**THE TASK:** For the listing below, give the count of lines containing the string "badge" and nothing else.

**TASK INPUTS:**
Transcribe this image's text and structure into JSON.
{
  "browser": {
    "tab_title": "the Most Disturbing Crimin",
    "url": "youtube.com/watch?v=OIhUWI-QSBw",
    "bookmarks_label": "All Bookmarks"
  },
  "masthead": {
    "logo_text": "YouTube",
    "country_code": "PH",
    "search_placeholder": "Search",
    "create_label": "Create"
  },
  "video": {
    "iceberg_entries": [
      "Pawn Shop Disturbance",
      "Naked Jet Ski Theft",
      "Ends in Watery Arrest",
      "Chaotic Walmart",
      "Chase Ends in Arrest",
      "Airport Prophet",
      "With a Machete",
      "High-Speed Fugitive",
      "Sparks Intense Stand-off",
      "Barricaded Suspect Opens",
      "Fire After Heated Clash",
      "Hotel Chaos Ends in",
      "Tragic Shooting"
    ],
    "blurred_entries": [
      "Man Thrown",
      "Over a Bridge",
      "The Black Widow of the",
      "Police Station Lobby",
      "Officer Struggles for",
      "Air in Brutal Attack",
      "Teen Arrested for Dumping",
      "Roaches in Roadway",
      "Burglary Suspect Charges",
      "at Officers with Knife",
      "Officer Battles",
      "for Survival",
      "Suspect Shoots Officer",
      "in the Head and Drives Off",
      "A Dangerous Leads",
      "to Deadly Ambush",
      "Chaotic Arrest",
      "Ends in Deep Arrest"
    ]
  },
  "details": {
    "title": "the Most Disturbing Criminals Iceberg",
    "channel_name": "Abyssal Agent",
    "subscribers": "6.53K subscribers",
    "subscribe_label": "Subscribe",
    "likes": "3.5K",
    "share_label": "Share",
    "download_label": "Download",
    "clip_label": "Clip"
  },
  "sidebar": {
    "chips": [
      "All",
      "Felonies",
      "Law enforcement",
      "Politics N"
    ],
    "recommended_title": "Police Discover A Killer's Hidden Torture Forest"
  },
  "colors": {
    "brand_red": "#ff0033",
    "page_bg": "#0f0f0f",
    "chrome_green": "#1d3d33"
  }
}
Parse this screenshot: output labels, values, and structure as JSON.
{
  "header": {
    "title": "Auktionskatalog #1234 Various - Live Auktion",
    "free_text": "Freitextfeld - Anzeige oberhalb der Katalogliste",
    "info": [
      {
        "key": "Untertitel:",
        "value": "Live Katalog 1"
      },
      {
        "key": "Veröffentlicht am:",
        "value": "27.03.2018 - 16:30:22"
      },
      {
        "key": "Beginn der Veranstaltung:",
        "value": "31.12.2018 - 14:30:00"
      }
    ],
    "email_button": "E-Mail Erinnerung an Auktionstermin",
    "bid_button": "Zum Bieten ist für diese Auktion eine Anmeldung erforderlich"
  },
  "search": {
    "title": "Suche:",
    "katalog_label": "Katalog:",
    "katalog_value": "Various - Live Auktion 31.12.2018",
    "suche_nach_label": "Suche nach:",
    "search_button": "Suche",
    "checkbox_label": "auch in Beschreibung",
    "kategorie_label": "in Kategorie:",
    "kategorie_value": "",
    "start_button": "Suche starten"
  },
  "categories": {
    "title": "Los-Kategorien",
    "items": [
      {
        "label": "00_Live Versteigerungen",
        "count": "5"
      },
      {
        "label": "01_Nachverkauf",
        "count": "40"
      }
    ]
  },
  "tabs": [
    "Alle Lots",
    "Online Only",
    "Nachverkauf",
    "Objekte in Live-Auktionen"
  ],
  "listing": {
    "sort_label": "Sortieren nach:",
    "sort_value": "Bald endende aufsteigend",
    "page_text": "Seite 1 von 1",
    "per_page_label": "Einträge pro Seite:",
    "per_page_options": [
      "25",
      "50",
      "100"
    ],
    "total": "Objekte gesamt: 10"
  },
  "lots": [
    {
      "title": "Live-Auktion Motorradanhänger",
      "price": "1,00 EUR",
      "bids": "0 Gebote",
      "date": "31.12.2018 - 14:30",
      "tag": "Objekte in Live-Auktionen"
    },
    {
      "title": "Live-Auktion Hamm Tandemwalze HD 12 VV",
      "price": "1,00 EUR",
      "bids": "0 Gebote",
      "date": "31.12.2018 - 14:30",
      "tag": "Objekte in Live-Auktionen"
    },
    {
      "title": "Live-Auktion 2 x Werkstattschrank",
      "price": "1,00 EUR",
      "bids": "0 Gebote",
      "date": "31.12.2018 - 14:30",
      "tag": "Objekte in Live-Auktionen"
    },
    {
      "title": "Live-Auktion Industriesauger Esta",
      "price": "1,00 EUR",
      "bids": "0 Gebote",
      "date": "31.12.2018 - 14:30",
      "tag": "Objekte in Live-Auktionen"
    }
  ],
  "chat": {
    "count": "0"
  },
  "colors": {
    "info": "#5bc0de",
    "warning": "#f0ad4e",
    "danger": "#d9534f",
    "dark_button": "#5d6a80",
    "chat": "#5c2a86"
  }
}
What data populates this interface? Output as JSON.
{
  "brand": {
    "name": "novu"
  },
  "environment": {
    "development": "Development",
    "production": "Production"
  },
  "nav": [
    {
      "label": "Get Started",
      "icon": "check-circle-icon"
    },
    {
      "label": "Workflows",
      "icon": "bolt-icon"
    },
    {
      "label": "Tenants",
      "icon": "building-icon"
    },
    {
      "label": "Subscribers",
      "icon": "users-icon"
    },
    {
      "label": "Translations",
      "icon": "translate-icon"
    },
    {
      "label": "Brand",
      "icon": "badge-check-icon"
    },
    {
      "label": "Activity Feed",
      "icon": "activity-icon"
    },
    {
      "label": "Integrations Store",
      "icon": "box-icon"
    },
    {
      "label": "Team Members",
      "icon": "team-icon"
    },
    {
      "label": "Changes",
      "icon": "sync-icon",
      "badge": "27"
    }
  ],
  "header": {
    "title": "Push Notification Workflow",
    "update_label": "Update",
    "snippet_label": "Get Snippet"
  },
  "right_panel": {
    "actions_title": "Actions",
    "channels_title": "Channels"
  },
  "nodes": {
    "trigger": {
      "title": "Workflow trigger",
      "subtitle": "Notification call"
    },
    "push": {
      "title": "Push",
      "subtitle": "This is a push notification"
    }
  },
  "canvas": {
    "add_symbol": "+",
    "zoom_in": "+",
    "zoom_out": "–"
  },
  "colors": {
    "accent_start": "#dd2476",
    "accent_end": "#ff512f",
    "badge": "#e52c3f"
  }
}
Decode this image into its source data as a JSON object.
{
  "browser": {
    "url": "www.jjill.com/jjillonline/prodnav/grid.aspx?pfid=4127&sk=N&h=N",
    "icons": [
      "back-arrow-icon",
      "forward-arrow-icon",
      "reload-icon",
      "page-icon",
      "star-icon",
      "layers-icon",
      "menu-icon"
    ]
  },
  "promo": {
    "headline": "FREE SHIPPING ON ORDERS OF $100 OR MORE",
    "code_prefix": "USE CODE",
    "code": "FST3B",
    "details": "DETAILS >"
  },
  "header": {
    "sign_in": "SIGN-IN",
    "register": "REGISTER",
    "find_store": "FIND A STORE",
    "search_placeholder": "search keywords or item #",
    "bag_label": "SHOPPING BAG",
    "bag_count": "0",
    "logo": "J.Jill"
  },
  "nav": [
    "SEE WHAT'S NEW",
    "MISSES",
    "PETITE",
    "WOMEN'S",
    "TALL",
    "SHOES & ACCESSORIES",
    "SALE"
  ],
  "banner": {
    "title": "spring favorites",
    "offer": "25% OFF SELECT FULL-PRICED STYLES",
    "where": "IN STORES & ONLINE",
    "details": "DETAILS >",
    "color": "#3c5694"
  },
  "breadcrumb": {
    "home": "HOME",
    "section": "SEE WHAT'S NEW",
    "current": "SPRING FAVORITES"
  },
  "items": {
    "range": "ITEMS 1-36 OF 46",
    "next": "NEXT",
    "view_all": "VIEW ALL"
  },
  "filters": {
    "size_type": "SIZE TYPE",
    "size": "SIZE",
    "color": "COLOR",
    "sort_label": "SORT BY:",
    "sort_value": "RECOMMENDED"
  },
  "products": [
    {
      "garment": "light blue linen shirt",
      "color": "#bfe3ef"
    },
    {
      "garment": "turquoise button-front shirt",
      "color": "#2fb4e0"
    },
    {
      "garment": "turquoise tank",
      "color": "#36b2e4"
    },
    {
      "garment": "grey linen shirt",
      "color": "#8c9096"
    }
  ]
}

**PROBLEM SOLUTION:** 3